Winterizing Mistake #5: Skipping Important Steps With Your Water Heater
Bypass and completely drain your water heater prior to adding antifreeze to the water system. If you have an electric water heater, always turn off the switch or breaker before starting this task to prevent damage to the heating element. It’s important not to forget the drain plugs or anode rod if these are features that are a part of your unit.
Not all RVs are equipped with a water heater bypass kit. Make sure your RV has one installed and you understand how to use it. Aftermarket kits can be purchased and installed if your RV does not have one.
Winterizing Mistake #6: Waiting Too Long to Purchase Antifreeze and ‘Trusting the Weather’
Don’t let early winter storms or freezing temperatures catch you off guard. Buy your antifreeze early and be prepared if the temperature takes a sudden drop.

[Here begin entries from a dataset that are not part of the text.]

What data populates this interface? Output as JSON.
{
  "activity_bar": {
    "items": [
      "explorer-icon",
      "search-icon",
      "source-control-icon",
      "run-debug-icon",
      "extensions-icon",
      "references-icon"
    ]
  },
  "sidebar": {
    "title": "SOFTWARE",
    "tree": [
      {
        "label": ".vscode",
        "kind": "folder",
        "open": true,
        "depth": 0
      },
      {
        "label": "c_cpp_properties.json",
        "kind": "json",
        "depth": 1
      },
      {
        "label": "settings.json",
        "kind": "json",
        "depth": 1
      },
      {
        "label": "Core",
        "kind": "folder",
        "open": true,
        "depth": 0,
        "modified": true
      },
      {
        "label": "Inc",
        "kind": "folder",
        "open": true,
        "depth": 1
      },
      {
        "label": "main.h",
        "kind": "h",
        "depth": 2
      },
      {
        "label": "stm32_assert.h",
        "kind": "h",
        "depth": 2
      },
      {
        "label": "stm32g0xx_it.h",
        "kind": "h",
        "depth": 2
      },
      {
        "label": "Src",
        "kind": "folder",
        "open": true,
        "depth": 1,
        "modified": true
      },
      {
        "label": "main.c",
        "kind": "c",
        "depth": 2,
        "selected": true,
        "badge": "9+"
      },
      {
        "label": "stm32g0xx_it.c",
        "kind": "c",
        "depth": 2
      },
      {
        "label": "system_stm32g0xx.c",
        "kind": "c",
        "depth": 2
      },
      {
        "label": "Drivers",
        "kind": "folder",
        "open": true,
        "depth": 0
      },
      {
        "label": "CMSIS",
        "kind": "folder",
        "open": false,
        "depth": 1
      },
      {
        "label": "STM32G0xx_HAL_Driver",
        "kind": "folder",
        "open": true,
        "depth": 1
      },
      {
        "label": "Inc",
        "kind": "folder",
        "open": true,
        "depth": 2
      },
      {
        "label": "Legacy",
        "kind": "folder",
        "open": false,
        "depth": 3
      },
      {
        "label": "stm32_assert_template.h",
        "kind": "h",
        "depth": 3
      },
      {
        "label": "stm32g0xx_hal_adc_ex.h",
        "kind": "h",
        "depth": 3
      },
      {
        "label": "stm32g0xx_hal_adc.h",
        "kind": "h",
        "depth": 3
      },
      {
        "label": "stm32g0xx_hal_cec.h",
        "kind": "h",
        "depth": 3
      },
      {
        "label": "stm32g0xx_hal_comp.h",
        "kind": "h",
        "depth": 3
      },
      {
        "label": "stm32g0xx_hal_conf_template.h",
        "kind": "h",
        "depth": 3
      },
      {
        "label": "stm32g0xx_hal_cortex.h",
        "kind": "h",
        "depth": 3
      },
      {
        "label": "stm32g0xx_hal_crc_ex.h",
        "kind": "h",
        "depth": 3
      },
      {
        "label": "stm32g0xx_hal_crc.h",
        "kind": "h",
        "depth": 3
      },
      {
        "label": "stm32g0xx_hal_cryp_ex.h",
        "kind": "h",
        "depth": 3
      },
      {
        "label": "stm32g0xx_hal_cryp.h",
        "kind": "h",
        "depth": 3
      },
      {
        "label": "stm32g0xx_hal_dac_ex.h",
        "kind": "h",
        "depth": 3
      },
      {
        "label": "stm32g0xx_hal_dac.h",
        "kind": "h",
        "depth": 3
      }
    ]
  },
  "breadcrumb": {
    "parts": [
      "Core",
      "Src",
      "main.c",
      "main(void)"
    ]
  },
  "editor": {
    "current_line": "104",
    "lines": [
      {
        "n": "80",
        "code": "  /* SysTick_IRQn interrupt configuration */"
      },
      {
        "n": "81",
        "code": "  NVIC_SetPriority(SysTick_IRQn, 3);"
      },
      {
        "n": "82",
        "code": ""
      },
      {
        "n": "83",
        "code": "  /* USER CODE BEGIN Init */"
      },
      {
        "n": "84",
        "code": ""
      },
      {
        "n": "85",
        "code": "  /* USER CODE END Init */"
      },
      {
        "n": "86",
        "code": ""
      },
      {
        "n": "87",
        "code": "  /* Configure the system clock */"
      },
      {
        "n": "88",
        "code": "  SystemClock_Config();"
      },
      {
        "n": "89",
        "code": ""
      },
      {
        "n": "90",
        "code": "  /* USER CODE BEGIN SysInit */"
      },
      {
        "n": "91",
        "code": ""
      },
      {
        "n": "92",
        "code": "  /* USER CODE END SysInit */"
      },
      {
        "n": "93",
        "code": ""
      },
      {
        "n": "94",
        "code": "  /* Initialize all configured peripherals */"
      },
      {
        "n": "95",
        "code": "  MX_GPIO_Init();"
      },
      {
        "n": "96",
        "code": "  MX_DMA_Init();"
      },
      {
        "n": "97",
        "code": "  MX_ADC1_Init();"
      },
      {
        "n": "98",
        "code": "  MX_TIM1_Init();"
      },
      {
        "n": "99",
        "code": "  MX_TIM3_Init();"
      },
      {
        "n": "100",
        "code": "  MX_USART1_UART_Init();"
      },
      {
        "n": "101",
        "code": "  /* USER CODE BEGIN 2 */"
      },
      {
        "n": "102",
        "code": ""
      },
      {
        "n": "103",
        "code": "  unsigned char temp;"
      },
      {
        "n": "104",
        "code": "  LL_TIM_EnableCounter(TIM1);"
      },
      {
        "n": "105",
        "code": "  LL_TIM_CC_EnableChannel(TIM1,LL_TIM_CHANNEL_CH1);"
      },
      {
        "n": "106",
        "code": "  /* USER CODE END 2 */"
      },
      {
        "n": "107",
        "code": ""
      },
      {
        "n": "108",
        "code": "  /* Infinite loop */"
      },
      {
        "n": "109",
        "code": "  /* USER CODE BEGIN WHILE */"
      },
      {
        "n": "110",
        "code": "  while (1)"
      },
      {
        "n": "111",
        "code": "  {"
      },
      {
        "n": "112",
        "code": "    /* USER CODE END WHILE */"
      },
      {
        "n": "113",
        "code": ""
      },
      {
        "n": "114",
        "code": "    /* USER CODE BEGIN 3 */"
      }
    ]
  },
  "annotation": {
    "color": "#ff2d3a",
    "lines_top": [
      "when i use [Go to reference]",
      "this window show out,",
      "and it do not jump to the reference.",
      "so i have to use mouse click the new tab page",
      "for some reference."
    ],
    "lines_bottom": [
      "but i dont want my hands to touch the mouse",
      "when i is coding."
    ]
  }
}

Several factors play into how fast a problem can occur in freezing temperatures. It’s best to take precautions anytime the temps will get below 32 degrees Fahrenheit. If the temps are dipping down to freezing and you haven’t been able to winterize—don’t panic, just run the heater on low that night. Yes, it will cost you money in propane, but you will save your pipes and tanks.
Winterizing Mistake #7: Leaving Items in Your Cabinets
Open all of the cabinets and outside storage compartments to remove maintenance supplies, food items, soaps, toiletries, and anything else with liquid in it. It’s easy to forget about those items in the back of the cabinets and because of this, we’ve come back to some sticky situations. We’ve forgotten about a water bottle in a hiking pack before and returned to a frozen bag.
Winterizing Mistake #8: Leaving Fluids in Your RV
Change your diesel fuel (summer blend) to winter diesel (winter blend), or get a winter additive before you store your RV. If forgotten, you could end up with gelled fuel. We also change our windshield fluid to a winter blend to avoid a cracked reservoir or pump.
Winterizing Mistake #9: Not Covering Your RV
Whenever possible, you want to cover your unit. The UV from the sun can be just as damaging to your paint and tires in the winter as it is in the summer. Tire covers are inexpensive in comparison to purchasing new tires before your next trip.
Winterizing Mistake #10: Not Embracing Cold Weather Camping
We often re-winterize multiple times over the winter so we can go cold weather camping. Make a quick checklist (you can use the Togo RV app for this) from your manufacturer’s manual and keep it handy. It makes running through all the steps easier without worrying about skipping anything. If you don’t feel like winterizing your fresh lines multiple times, we’ve gone on trips using only our black tank and bringing water with us.
You can camp in a winterized unit and just not use water. A Thetford Porta Potti is a great bathroom alternative in a winterized RV.
Whatever you do, don’t let winterization and freezing temps hinder your traveling experience. We’ve taken some of our favorite trips during the winter months and will always make the extra effort to dewinterize and re-winterize to not miss out on new adventures.